The value of the items is not in each individual item, but in the ways MacGyver combines them for the desired effect.
The same can be true for your business. Your business has a lot of things at its disposal, including money, customers, patents, distribution channels, business partners, image, employees, and so on. Rather than trying to slot each one into a singular category of good or bad, weak or strong, just look at it as a bunch of stuff at your disposal (no preconceived value judgements).
Then, like MacGyver, look for ways to combine it all to create a way out of your dilemma. It’s a lot easier to find creative solutions when you don’t poison your mind with preconceived notions about how various parts are only good or only bad. Having an open mind opens up more possibilities.
You’d be surprised at what kind of strategy you can come up with if you abandon the SWOT approach and use more of a MacGyver approach. So my suggestion is to take SWOT out of your strategic toolbox and replace it with the MacGyver tool.
I’ve covered this concept in a variety of posts in the past. To learn more about this idea, go here and here.
Strategies have a starting point—where we are today. Our current situation comes with all sorts of baggage. To sort through all that baggage, a common strategic approach is to quickly sort everything into different piles depending on whether the baggage is “good” or “bad.” This is called the SWOT analysis. Unfortunately, by initially putting value labels on things we miss out on the fact that there is both good and bad in everything.

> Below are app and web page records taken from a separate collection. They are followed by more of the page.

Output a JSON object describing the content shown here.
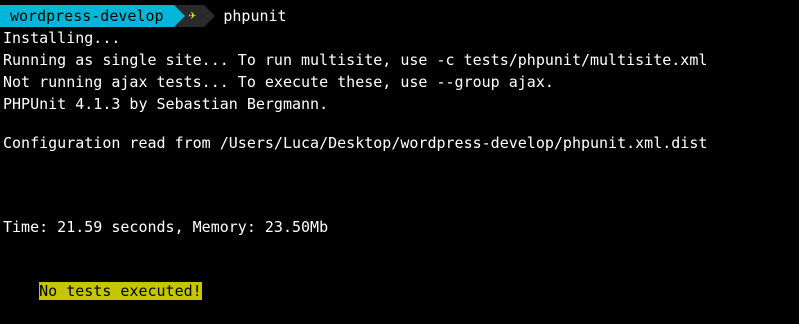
{
  "prompt": {
    "directory": "wordpress-develop",
    "icon": "✈",
    "command": "phpunit"
  },
  "output": {
    "line1": "Installing...",
    "line2": "Running as single site... To run multisite, use -c tests/phpunit/multisite.xml",
    "line3": "Not running ajax tests... To execute these, use --group ajax.",
    "line4": "PHPUnit 4.1.3 by Sebastian Bergmann.",
    "line5": "Configuration read from /Users/Luca/Desktop/wordpress-develop/phpunit.xml.dist",
    "line6": "Time: 21.59 seconds, Memory: 23.50Mb",
    "line7": "No tests executed!"
  },
  "colors": {
    "background": "#000000",
    "text": "#ffffff",
    "prompt_directory_bg": "#00b6d9",
    "highlight_bg": "#c6c600"
  }
}
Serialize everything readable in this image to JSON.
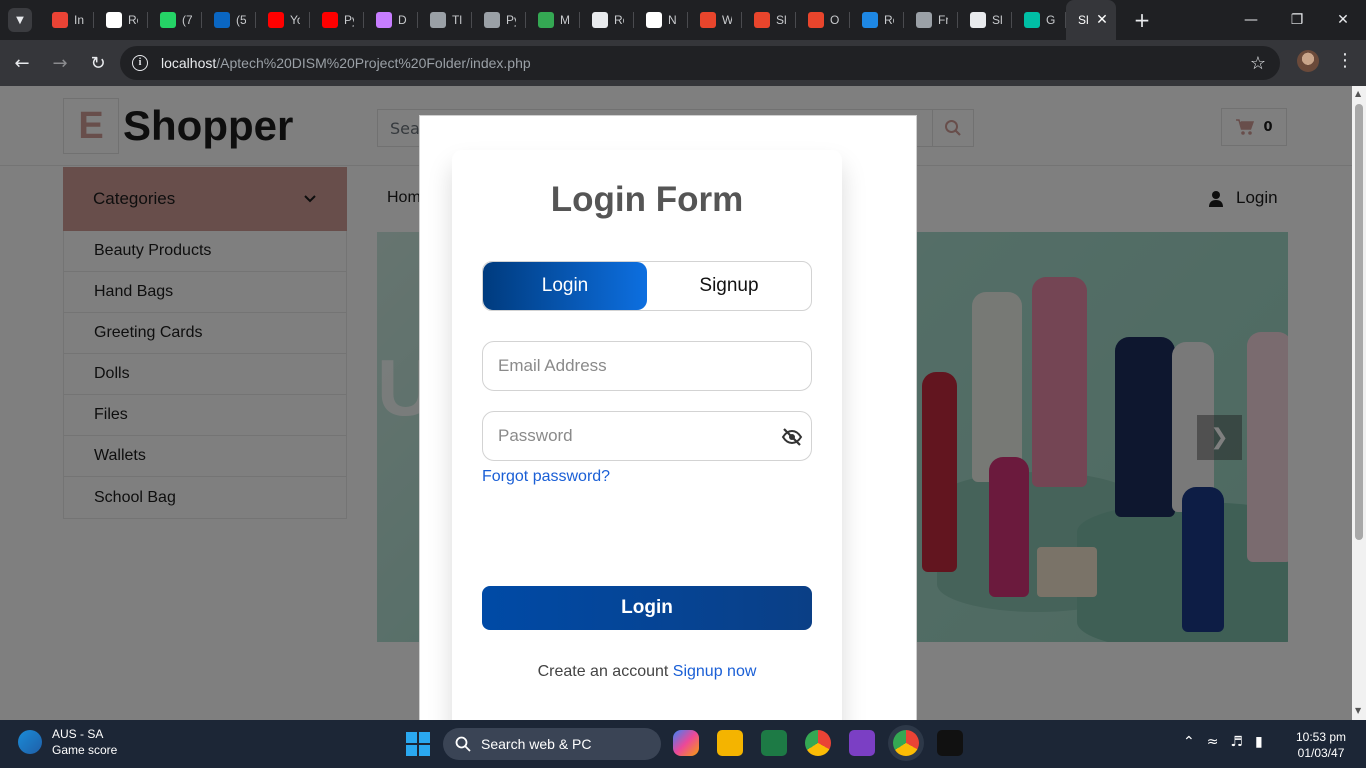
{
  "browser": {
    "tabs": [
      {
        "title": "In",
        "color": "#ea4335"
      },
      {
        "title": "Re",
        "color": "#ffffff"
      },
      {
        "title": "(7",
        "color": "#25d366"
      },
      {
        "title": "(5",
        "color": "#0a66c2"
      },
      {
        "title": "Yo",
        "color": "#ff0000"
      },
      {
        "title": "Py",
        "color": "#ff0000"
      },
      {
        "title": "D",
        "color": "#c77dff"
      },
      {
        "title": "Tl",
        "color": "#9aa0a6"
      },
      {
        "title": "Py",
        "color": "#9aa0a6"
      },
      {
        "title": "M",
        "color": "#34a853"
      },
      {
        "title": "Re",
        "color": "#e8eaed"
      },
      {
        "title": "N",
        "color": "#ffffff"
      },
      {
        "title": "W",
        "color": "#e8452c"
      },
      {
        "title": "Sl",
        "color": "#e8452c"
      },
      {
        "title": "O",
        "color": "#e8452c"
      },
      {
        "title": "Re",
        "color": "#1e88e5"
      },
      {
        "title": "Fr",
        "color": "#9aa0a6"
      },
      {
        "title": "Sl",
        "color": "#e8eaed"
      },
      {
        "title": "G",
        "color": "#00bfa5"
      }
    ],
    "active_tab_title": "Sl",
    "url_host": "localhost",
    "url_path": "/Aptech%20DISM%20Project%20Folder/index.php"
  },
  "site": {
    "logo_letter": "E",
    "logo_text": "Shopper",
    "search_placeholder": "Sea",
    "cart_count": "0",
    "categories_label": "Categories",
    "categories": [
      "Beauty Products",
      "Hand Bags",
      "Greeting Cards",
      "Dolls",
      "Files",
      "Wallets",
      "School Bag"
    ],
    "nav_home": "Hom",
    "nav_login": "Login",
    "banner_letter": "U"
  },
  "login_form": {
    "title": "Login Form",
    "tab_login": "Login",
    "tab_signup": "Signup",
    "email_placeholder": "Email Address",
    "password_placeholder": "Password",
    "forgot_password": "Forgot password?",
    "submit": "Login",
    "signup_prompt": "Create an account",
    "signup_link": "Signup now"
  },
  "taskbar": {
    "weather_title": "AUS - SA",
    "weather_sub": "Game score",
    "search_label": "Search web & PC",
    "time": "10:53 pm",
    "date": "01/03/47"
  }
}
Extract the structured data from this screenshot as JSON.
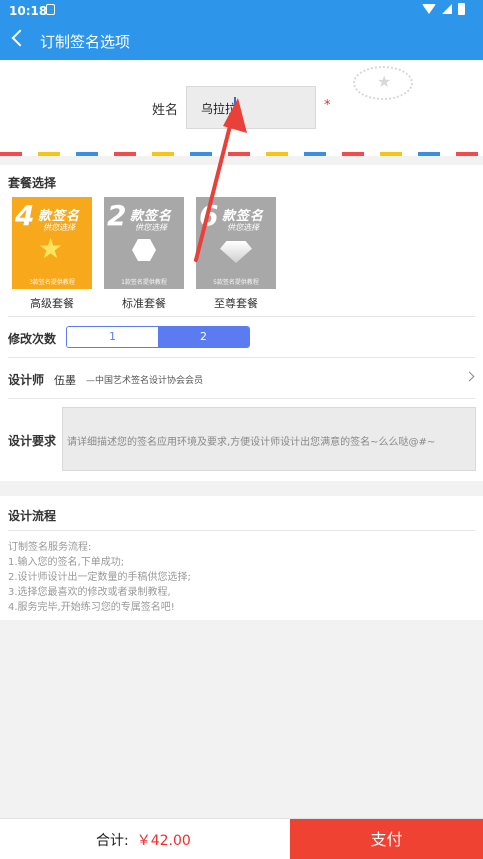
{
  "status": {
    "time": "10:18"
  },
  "appbar": {
    "title": "订制签名选项"
  },
  "name_field": {
    "label": "姓名",
    "value": "乌拉拉",
    "required_mark": "*"
  },
  "packages": {
    "title": "套餐选择",
    "items": [
      {
        "number": "4",
        "line1": "款签名",
        "line2": "供您选择",
        "footer": "3款签名提供教程",
        "label": "高级套餐",
        "color": "#f7a81b",
        "icon": "star-icon"
      },
      {
        "number": "2",
        "line1": "款签名",
        "line2": "供您选择",
        "footer": "1款签名提供教程",
        "label": "标准套餐",
        "color": "#a8a8a8",
        "icon": "hexagon-icon"
      },
      {
        "number": "6",
        "line1": "款签名",
        "line2": "供您选择",
        "footer": "5款签名提供教程",
        "label": "至尊套餐",
        "color": "#a8a8a8",
        "icon": "diamond-icon"
      }
    ]
  },
  "revisions": {
    "label": "修改次数",
    "options": [
      "1",
      "2"
    ],
    "selected": "2"
  },
  "designer": {
    "label": "设计师",
    "name": "伍墨",
    "title": "—中国艺术签名设计协会会员"
  },
  "requirements": {
    "label": "设计要求",
    "placeholder": "请详细描述您的签名应用环境及要求,方便设计师设计出您满意的签名~么么哒@#~"
  },
  "process": {
    "title": "设计流程",
    "lines": [
      "订制签名服务流程:",
      "1.输入您的签名,下单成功;",
      "2.设计师设计出一定数量的手稿供您选择;",
      "3.选择您最喜欢的修改或者录制教程,",
      "4.服务完毕,开始练习您的专属签名吧!"
    ]
  },
  "bottom": {
    "total_label": "合计:",
    "total_amount": "￥42.00",
    "pay_label": "支付"
  },
  "colors": {
    "primary": "#2e96ea",
    "accent": "#5b7bf0",
    "pay": "#f04233",
    "price": "#f02d2d",
    "annotation": "#e8413a"
  }
}
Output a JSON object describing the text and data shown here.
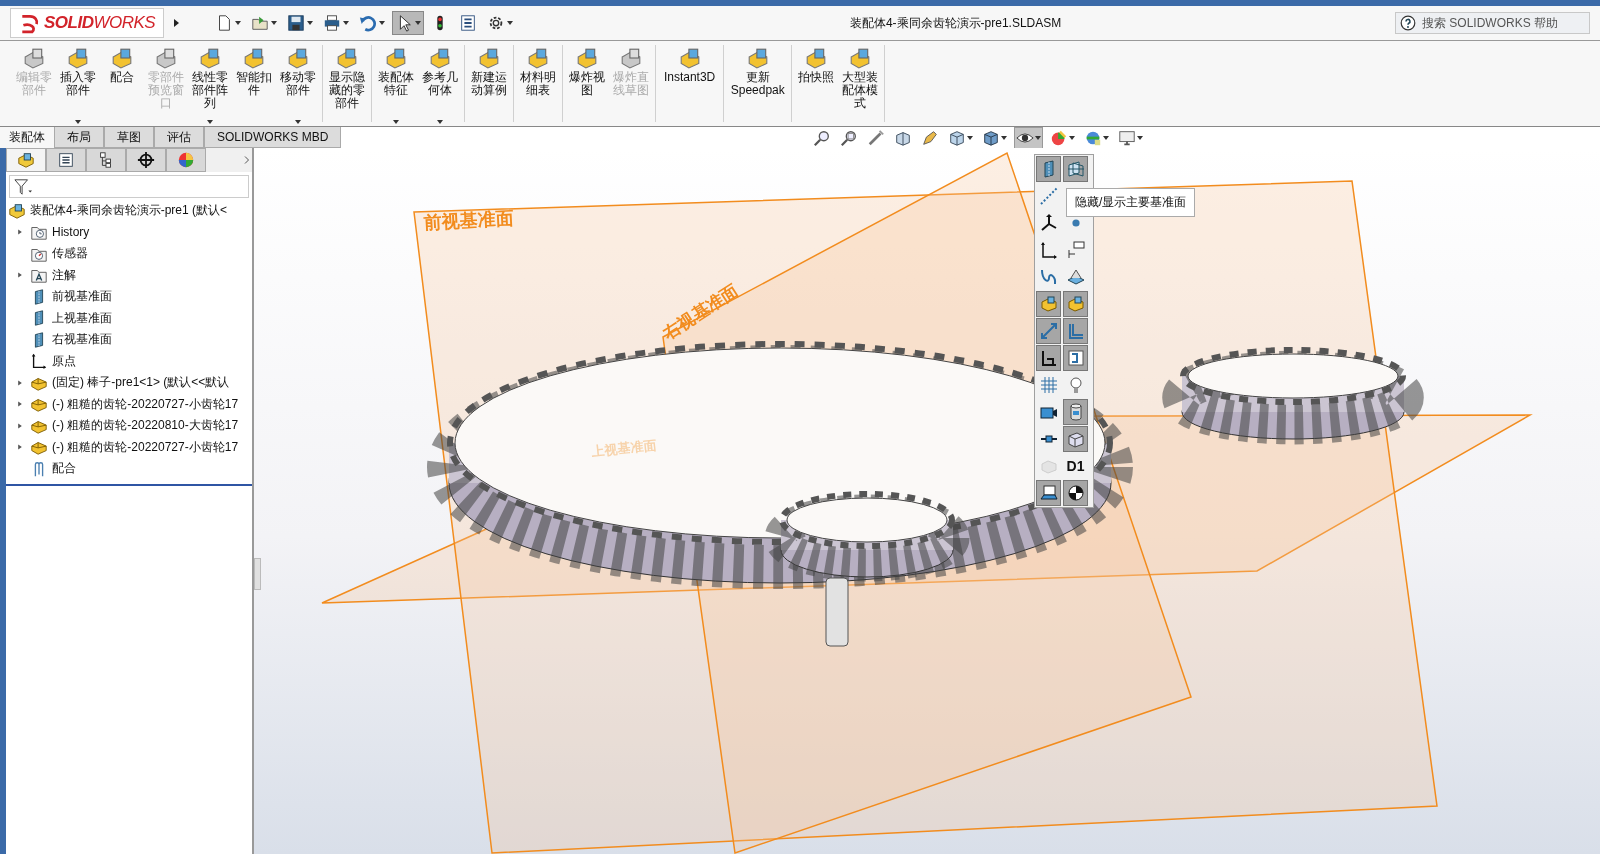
{
  "app": {
    "logo": "**SOLID**WORKS",
    "title": "装配体4-乘同余齿轮演示-pre1.SLDASM",
    "help_search": {
      "placeholder": "搜索 SOLIDWORKS 帮助"
    }
  },
  "quick_access": [
    {
      "kind": "new",
      "selected": false
    },
    {
      "kind": "open",
      "selected": false
    },
    {
      "kind": "save",
      "selected": false
    },
    {
      "kind": "print",
      "selected": false
    },
    {
      "kind": "undo",
      "selected": false
    },
    {
      "kind": "select",
      "selected": true
    },
    {
      "kind": "rebuild",
      "selected": false
    },
    {
      "kind": "file-props",
      "selected": false
    },
    {
      "kind": "options",
      "selected": false
    }
  ],
  "ribbon": [
    [
      {
        "label": "编辑零部件",
        "disabled": true,
        "dropdown": false
      },
      {
        "label": "插入零部件",
        "disabled": false,
        "dropdown": true
      },
      {
        "label": "配合",
        "disabled": false,
        "dropdown": false
      },
      {
        "label": "零部件预览窗口",
        "disabled": true,
        "dropdown": false
      },
      {
        "label": "线性零部件阵列",
        "disabled": false,
        "dropdown": true
      },
      {
        "label": "智能扣件",
        "disabled": false,
        "dropdown": false
      },
      {
        "label": "移动零部件",
        "disabled": false,
        "dropdown": true
      }
    ],
    [
      {
        "label": "显示隐藏的零部件",
        "disabled": false,
        "dropdown": false
      }
    ],
    [
      {
        "label": "装配体特征",
        "disabled": false,
        "dropdown": true
      },
      {
        "label": "参考几何体",
        "disabled": false,
        "dropdown": true
      }
    ],
    [
      {
        "label": "新建运动算例",
        "disabled": false,
        "dropdown": false
      }
    ],
    [
      {
        "label": "材料明细表",
        "disabled": false,
        "dropdown": false
      }
    ],
    [
      {
        "label": "爆炸视图",
        "disabled": false,
        "dropdown": false
      },
      {
        "label": "爆炸直线草图",
        "disabled": true,
        "dropdown": false
      }
    ],
    [
      {
        "label": "Instant3D",
        "disabled": false,
        "dropdown": false
      }
    ],
    [
      {
        "label": "更新 Speedpak",
        "disabled": false,
        "dropdown": false
      }
    ],
    [
      {
        "label": "拍快照",
        "disabled": false,
        "dropdown": false
      },
      {
        "label": "大型装配体模式",
        "disabled": false,
        "dropdown": false
      }
    ]
  ],
  "tabs": [
    {
      "label": "装配体",
      "selected": true
    },
    {
      "label": "布局",
      "selected": false
    },
    {
      "label": "草图",
      "selected": false
    },
    {
      "label": "评估",
      "selected": false
    },
    {
      "label": "SOLIDWORKS MBD",
      "selected": false
    }
  ],
  "view_toolbar": [
    {
      "kind": "zoom-fit",
      "selected": false,
      "dropdown": false
    },
    {
      "kind": "zoom-area",
      "selected": false,
      "dropdown": false
    },
    {
      "kind": "previous",
      "selected": false,
      "dropdown": false
    },
    {
      "kind": "section",
      "selected": false,
      "dropdown": false
    },
    {
      "kind": "annotation",
      "selected": false,
      "dropdown": false
    },
    {
      "kind": "orientation",
      "selected": false,
      "dropdown": true
    },
    {
      "kind": "display-style",
      "selected": false,
      "dropdown": true
    },
    {
      "kind": "hide-show",
      "selected": true,
      "dropdown": true
    },
    {
      "kind": "appearance",
      "selected": false,
      "dropdown": true
    },
    {
      "kind": "scene",
      "selected": false,
      "dropdown": true
    },
    {
      "kind": "monitor",
      "selected": false,
      "dropdown": true
    }
  ],
  "panel_tabs": [
    {
      "kind": "feature-tree",
      "selected": true
    },
    {
      "kind": "property",
      "selected": false
    },
    {
      "kind": "config",
      "selected": false
    },
    {
      "kind": "dimxpert",
      "selected": false
    },
    {
      "kind": "display",
      "selected": false
    }
  ],
  "tree": {
    "root": {
      "label": "装配体4-乘同余齿轮演示-pre1  (默认<",
      "children": [
        {
          "kind": "history",
          "label": "History",
          "expander": true
        },
        {
          "kind": "sensor",
          "label": "传感器",
          "expander": false
        },
        {
          "kind": "annotation",
          "label": "注解",
          "expander": true
        },
        {
          "kind": "plane",
          "label": "前视基准面",
          "expander": false
        },
        {
          "kind": "plane",
          "label": "上视基准面",
          "expander": false
        },
        {
          "kind": "plane",
          "label": "右视基准面",
          "expander": false
        },
        {
          "kind": "origin",
          "label": "原点",
          "expander": false
        },
        {
          "kind": "part",
          "label": "(固定) 棒子-pre1<1> (默认<<默认",
          "expander": true
        },
        {
          "kind": "part",
          "label": "(-) 粗糙的齿轮-20220727-小齿轮17",
          "expander": true
        },
        {
          "kind": "part",
          "label": "(-) 粗糙的齿轮-20220810-大齿轮17",
          "expander": true
        },
        {
          "kind": "part",
          "label": "(-) 粗糙的齿轮-20220727-小齿轮17",
          "expander": true
        },
        {
          "kind": "mates",
          "label": "配合",
          "expander": false
        }
      ]
    }
  },
  "viewport": {
    "plane_labels": [
      {
        "kind": "front",
        "label": "前视基准面"
      },
      {
        "kind": "right",
        "label": "右视基准面"
      },
      {
        "kind": "top",
        "label": "上视基准面"
      }
    ],
    "palette": [
      [
        {
          "kind": "plane",
          "on": true
        },
        {
          "kind": "planes",
          "on": true
        }
      ],
      [
        {
          "kind": "axis",
          "on": false
        }
      ],
      [
        {
          "kind": "axes",
          "on": false
        },
        {
          "kind": "point",
          "on": false
        }
      ],
      [
        {
          "kind": "origin",
          "on": false
        },
        {
          "kind": "label",
          "on": false
        }
      ],
      [
        {
          "kind": "curve",
          "on": false
        },
        {
          "kind": "surface",
          "on": false
        }
      ],
      [
        {
          "kind": "parts-label",
          "on": true
        },
        {
          "kind": "parts-label",
          "on": true
        }
      ],
      [
        {
          "kind": "dimension",
          "on": true
        },
        {
          "kind": "corner",
          "on": true
        }
      ],
      [
        {
          "kind": "sketch",
          "on": true
        },
        {
          "kind": "sketch-3d",
          "on": true
        }
      ],
      [
        {
          "kind": "grid",
          "on": false
        },
        {
          "kind": "bulb",
          "on": false
        }
      ],
      [
        {
          "kind": "camera",
          "on": false
        },
        {
          "kind": "cylinder",
          "on": true
        }
      ],
      [
        {
          "kind": "connector",
          "on": false
        },
        {
          "kind": "box",
          "on": true
        }
      ],
      [
        {
          "kind": "parts",
          "on": false,
          "disabled": true
        },
        {
          "kind": "text",
          "label": "D1",
          "on": false
        }
      ],
      [
        {
          "kind": "laptop",
          "on": true
        },
        {
          "kind": "center",
          "on": true
        }
      ]
    ],
    "tooltip": "隐藏/显示主要基准面"
  }
}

SWOT closes our minds prematurely to all the potential strategic options available to us. A better approach is to eliminate the labels and see it all as a just pile of raw materials (no value labels) from which we must build a strategy. Then, like MacGyver, we look for creative ways to combine it all so that the sum of the parts gives us the edge we need to escape trouble and achieve success.
You don't need a nose like mine to smell the benefits of MacGyver over SWOT.
Remember, the best strategy for your company is not some generic approach applicable to everyone. After all, if everyone can do it, where is your advantage? Instead, your advantage comes from making the most from what is uniquely you. Look at everything you have and figure out how to combine it for maximum impact.